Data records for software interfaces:
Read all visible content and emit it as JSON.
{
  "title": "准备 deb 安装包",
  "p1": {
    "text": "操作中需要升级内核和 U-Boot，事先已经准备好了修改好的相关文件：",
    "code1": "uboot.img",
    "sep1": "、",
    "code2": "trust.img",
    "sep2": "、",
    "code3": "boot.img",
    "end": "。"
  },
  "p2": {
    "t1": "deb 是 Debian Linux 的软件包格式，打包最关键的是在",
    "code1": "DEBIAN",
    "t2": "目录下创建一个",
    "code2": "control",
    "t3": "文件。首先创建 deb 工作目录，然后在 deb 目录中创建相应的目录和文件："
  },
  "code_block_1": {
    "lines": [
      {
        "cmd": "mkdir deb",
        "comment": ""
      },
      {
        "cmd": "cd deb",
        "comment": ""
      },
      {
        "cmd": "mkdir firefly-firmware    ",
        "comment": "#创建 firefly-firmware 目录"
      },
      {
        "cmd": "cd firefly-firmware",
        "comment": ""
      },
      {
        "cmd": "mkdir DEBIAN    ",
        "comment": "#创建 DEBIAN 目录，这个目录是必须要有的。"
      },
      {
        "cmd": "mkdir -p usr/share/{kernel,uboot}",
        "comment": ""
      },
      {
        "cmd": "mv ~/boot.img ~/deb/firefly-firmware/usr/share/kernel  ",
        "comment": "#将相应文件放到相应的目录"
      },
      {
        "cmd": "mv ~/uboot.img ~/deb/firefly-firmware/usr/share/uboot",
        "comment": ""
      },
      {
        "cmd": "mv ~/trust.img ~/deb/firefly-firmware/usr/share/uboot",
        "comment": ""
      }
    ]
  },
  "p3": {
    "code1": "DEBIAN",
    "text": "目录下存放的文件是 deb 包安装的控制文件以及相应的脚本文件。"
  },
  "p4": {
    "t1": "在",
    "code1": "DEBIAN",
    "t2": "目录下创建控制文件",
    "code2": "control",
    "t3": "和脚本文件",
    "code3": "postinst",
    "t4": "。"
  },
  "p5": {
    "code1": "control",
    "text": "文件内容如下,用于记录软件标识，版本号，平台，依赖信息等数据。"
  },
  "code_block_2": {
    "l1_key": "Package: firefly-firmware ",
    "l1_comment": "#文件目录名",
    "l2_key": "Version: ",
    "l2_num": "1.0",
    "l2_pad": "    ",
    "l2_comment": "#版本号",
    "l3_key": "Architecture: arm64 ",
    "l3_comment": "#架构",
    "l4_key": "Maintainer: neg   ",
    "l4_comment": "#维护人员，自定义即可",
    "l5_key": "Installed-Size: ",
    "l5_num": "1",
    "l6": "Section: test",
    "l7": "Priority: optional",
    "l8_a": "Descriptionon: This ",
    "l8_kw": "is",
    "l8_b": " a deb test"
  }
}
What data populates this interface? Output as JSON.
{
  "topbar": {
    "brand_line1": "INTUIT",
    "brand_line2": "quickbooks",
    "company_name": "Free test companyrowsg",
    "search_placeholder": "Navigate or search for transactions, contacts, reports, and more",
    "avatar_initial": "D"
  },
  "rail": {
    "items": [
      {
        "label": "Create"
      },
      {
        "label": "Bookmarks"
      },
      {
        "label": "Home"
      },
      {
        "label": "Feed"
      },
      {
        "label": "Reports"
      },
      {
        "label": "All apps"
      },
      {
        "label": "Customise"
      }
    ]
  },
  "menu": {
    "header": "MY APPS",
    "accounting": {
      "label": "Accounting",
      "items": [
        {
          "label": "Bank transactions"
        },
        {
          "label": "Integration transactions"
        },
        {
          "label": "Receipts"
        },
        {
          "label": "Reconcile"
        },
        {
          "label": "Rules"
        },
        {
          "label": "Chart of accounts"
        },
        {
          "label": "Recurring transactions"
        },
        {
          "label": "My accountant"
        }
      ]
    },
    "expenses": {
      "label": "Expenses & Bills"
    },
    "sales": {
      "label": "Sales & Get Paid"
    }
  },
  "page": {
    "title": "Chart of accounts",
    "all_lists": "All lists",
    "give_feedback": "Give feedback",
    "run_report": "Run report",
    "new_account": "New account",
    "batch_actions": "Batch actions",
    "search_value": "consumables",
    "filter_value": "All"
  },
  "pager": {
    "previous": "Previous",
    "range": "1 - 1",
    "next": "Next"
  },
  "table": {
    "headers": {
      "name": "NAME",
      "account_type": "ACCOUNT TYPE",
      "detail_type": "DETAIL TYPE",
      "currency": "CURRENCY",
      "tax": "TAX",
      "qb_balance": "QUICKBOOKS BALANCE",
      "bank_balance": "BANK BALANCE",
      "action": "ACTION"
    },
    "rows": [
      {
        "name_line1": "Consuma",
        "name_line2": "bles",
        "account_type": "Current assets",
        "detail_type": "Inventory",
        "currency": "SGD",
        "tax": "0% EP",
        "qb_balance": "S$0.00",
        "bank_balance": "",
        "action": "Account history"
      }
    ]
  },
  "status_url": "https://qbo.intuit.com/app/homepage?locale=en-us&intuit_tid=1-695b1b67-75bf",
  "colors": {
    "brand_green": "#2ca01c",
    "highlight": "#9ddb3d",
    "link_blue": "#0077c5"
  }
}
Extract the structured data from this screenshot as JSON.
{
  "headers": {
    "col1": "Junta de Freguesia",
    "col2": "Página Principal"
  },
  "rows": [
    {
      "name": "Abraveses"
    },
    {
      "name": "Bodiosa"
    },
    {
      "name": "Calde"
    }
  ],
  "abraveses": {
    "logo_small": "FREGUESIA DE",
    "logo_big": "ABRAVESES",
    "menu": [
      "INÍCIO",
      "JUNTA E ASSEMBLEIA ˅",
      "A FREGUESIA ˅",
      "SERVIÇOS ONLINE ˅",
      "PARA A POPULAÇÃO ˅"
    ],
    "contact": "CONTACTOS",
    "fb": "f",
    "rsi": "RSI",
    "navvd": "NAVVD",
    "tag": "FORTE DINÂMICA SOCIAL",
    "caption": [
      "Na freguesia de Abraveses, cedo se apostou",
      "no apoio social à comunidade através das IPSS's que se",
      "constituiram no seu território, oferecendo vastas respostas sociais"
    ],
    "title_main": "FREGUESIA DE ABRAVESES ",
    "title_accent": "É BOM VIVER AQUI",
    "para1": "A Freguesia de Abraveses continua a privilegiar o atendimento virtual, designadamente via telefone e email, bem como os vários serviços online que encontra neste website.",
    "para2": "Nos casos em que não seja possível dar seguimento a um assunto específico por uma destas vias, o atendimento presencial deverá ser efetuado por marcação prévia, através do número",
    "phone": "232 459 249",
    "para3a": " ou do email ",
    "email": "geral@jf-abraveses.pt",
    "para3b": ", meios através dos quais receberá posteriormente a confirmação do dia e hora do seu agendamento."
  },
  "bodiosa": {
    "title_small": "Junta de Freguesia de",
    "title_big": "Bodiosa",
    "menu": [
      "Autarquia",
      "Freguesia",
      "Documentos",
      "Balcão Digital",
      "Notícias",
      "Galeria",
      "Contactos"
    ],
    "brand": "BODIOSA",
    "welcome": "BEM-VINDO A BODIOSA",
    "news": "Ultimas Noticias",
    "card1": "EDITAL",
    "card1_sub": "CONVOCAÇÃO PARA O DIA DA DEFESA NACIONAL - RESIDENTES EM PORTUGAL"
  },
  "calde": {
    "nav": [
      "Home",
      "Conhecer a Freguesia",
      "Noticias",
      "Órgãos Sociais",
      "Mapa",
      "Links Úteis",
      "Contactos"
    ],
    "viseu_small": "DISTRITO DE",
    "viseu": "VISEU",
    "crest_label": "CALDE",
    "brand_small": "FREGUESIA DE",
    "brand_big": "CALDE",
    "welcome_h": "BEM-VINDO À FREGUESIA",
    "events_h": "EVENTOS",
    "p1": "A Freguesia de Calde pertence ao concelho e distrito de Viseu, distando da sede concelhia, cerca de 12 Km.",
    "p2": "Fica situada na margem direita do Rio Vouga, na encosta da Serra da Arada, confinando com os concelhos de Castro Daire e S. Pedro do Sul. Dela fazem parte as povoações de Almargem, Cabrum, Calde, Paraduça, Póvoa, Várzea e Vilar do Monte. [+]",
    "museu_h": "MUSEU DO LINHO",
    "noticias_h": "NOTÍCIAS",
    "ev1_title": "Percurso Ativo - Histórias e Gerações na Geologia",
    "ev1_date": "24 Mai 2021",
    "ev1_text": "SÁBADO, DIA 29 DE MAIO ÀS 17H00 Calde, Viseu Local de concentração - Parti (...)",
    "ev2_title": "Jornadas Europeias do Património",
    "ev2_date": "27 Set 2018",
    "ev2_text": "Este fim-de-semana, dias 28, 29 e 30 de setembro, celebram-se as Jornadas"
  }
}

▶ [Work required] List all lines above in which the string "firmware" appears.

▶ [Your solution]
        "cmd": "mkdir firefly-firmware    ",
        "comment": "#创建 firefly-firmware 目录"
        "cmd": "cd firefly-firmware",
        "cmd": "mv ~/boot.img ~/deb/firefly-firmware/usr/share/kernel  ",
        "cmd": "mv ~/uboot.img ~/deb/firefly-firmware/usr/share/uboot",
        "cmd": "mv ~/trust.img ~/deb/firefly-firmware/usr/share/uboot",
    "l1_key": "Package: firefly-firmware ",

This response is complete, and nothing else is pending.